=== WHAT TO DO ===
The required answer is each line in the entries below where "JSON" occurs.

+ + +

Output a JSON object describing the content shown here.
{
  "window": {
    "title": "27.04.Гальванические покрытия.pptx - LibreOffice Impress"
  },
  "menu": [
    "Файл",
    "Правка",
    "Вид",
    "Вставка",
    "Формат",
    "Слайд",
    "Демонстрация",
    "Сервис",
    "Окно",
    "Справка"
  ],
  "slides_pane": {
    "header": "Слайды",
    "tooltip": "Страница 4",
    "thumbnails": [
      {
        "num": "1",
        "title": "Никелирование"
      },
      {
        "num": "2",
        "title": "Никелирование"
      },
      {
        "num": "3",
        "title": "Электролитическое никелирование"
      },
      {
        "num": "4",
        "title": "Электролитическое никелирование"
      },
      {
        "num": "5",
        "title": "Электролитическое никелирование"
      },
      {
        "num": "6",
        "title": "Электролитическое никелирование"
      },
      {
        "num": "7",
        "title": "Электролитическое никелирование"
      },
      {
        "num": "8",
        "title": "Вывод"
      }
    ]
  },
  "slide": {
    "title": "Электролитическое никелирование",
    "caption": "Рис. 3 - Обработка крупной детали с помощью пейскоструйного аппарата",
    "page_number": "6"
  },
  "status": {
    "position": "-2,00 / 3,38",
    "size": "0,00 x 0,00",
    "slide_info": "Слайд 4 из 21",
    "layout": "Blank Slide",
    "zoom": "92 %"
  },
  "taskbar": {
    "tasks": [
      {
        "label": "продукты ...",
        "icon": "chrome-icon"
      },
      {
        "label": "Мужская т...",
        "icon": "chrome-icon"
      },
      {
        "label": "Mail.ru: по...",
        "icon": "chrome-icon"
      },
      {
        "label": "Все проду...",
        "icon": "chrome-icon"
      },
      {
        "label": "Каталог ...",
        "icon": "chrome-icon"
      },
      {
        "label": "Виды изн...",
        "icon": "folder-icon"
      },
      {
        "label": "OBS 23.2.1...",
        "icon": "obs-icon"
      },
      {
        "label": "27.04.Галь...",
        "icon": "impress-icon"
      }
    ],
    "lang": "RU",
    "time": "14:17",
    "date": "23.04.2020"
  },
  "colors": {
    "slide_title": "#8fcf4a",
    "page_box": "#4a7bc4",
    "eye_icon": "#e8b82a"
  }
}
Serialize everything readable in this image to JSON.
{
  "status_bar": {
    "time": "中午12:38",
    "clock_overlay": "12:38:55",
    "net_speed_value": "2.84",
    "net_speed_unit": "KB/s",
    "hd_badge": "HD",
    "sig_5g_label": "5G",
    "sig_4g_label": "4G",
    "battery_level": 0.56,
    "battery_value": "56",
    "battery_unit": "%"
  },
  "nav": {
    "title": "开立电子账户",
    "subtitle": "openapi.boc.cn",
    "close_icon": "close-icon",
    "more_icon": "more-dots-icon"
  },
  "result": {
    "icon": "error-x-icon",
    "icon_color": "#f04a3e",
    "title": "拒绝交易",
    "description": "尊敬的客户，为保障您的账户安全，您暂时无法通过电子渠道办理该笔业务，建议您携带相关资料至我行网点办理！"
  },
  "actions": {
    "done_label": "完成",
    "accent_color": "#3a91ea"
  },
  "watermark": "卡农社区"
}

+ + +

=== SOLUTION TO THIS EXERCISE ===
Output a JSON object describing the content shown here.
Serialize everything readable in this image to JSON.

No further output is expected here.